original title: Past Perfect
year of production: 2019
country of production: Portugal
director: Jorge Jácome
director of photography: Jorge Jácome, Marta Simões
editing: Jorge Jácome
distribution: Shugo Tekina, Tiago Matos, António Porém Pires
festivals: Berlinale 2019, Go Short 2019, Kurzfilm Festival Hamburg 2019, Curtas Vila do Conde 2019, Uppsala 2019, Oberhausen 2020
© images: Past Perfect (Jorge Jácome)
“Where does it hurt…?” is an appropriate question to start any film or conversation with. You’re immediately drawn to the heart of the matter: the difficulty to put the act of suffering into words. Jorge Jácome’s experimental video essay ‘Past Perfect’ succeeds in doing just that. In his short film, suffering takes different forms when forced down the path of the past. It was all better back then anyway, wasn’t it?
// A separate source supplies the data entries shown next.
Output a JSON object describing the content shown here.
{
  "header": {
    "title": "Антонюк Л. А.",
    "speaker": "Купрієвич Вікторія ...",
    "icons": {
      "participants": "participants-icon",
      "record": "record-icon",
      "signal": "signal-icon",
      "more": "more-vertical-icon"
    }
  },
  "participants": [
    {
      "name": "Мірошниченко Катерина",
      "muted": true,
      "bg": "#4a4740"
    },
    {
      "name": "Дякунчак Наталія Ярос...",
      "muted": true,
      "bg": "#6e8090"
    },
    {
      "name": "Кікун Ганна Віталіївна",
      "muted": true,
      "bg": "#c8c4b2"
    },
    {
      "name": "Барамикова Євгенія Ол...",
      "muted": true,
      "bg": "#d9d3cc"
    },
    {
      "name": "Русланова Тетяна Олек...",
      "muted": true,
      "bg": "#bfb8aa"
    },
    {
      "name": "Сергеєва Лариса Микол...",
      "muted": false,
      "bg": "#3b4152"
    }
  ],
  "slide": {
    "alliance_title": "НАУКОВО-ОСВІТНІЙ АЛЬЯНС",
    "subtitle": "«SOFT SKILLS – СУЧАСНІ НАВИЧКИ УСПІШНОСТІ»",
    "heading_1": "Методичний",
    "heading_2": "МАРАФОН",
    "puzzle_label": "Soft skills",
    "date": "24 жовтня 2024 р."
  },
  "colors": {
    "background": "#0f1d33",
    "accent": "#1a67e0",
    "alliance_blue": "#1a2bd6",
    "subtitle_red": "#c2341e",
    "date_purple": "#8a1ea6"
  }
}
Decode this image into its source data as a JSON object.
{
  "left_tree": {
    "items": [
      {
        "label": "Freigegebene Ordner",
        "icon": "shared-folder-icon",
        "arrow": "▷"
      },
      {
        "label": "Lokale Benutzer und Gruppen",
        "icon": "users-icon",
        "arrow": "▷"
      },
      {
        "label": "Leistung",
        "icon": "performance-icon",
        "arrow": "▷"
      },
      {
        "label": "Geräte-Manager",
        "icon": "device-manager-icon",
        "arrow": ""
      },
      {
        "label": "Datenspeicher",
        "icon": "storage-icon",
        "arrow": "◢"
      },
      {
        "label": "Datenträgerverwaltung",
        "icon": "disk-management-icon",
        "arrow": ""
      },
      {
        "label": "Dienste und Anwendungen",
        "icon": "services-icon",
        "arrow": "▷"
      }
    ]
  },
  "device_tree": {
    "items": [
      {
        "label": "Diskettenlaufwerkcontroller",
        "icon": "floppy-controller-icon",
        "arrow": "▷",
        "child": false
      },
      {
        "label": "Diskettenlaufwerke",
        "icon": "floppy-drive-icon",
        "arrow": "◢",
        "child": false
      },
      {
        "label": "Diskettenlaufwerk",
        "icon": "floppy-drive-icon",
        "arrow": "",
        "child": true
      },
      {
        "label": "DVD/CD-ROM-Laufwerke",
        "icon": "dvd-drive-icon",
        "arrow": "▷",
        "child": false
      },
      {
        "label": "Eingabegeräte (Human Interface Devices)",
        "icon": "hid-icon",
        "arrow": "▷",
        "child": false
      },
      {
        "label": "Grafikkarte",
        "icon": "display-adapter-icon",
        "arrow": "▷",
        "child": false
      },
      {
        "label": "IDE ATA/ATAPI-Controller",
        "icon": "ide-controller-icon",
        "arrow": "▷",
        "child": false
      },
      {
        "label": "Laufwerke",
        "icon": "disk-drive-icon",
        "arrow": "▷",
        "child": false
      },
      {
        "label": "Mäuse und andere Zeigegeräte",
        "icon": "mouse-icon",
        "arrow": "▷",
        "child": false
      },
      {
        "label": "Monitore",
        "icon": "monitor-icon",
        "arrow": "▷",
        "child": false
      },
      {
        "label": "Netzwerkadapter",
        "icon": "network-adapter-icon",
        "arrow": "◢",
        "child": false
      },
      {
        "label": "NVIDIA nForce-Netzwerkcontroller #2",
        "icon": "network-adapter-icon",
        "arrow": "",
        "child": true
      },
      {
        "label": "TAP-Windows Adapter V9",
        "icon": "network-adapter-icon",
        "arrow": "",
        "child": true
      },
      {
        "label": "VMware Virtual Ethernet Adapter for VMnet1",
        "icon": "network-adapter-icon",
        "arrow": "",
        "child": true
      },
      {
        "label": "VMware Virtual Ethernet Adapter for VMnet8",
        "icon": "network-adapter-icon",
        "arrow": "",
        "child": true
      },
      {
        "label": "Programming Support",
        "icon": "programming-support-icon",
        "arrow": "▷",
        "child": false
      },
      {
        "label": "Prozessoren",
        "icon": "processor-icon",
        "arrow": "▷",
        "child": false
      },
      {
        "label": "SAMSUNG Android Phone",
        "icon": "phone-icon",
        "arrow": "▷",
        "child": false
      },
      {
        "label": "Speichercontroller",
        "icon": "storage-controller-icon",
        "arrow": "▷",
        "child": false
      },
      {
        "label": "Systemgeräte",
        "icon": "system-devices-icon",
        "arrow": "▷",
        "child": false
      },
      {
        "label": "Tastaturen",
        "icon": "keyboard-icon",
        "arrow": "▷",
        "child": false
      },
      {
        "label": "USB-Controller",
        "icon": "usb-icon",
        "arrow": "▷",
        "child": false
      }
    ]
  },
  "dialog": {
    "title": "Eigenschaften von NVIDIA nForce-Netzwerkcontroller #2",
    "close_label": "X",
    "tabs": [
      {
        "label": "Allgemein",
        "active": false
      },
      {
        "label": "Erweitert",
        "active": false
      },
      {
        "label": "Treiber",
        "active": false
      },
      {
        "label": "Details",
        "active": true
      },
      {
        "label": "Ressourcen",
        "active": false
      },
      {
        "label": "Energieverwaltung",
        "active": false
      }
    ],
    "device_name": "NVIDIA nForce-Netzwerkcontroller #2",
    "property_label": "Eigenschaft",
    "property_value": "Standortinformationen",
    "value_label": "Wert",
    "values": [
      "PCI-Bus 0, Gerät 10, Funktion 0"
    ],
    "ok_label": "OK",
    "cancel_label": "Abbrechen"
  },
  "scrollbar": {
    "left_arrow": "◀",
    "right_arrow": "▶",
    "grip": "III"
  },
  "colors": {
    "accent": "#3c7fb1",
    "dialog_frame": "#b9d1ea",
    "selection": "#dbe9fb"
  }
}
We return to a time without fake news or Jair Bolsonaro (as if these aren’t synonyms); times when everything was by no means flawless, but at least failures were manageable and did not come crashing down on us on a planetary scale. The distance that separates us from those events colour the filter we use to look back. We bend the facts at our own will and forget what we don't want to remember. The end result must be what we desire from the present, thus we are inevitably the victim of that very filter. Some, like jihadists, in more extreme ways than others.
"I just don't like my time. Probably I just don't like myself. ” Deeply dissatisfied with the era we’re living in, and by continuing with our lives regardless, we want to suppress that misfortune to the best of our abilities. Pedro Penim's diagnosis extends that idea even further, blaming it all on our concern with self-image. Shouldn't we continue to visit our psychologist mainly to better understand the way we look at ourselves in the mirror, rather than how we browse pictures?
Jorge Jácome presents time in an associative series of hypnotic reveries, aesthetically reminiscent of early Sofia Coppola films or Lana Del Rey music videos. The Portuguese director relied on the ingenious text ‘Before’ by Pedro Penim, which draws from a revision of historical milestones and excels in its ingenuity and pressing self-awareness. To such extent that Jácome’s images are (mostly) inferior to Penim’s words, which is all the more striking due to the genre.
Jácome cleverly shuns away from any voice-over and delivers Penim’s lines via voiceless subtitles. In times when (so-called) omniscient narrators, such as leaders of (populist) politics, intensely paint our society, it is a relief to depend solely on literature. Does that make the god represented in this poem a progressive one? No. We’re still talking about the past and its influence on the present… Or to put it in the words of Rihanna: there is still so much “work, work, work, work, work” left.
This ode to the past is so bittersweet that we have to be repelled from it at one point. Mind you, especially nostalgia lovers: it’s that same past that brought us to this present day. However, Jácome finds salvation in cherishing grief, “the most mistreated, most shameful expression”: there should be more places that welcome that exact grief, where we can find each other in the present and collaboratively counter the (harmful) longing for the past.
The purifying effect of such places might leave the door ajar to shed a brighter light on the time that comes. If the "past" is so "perfect," then that should by no means be the place we want to start from. Perfection is a matter of conservation. Why should we give up all evolutionary potential and self-conscious progress in the name of god (or anyone else)?
This review was previously published in Dutch on Kortfilm.be.Bo Alfaro Decreton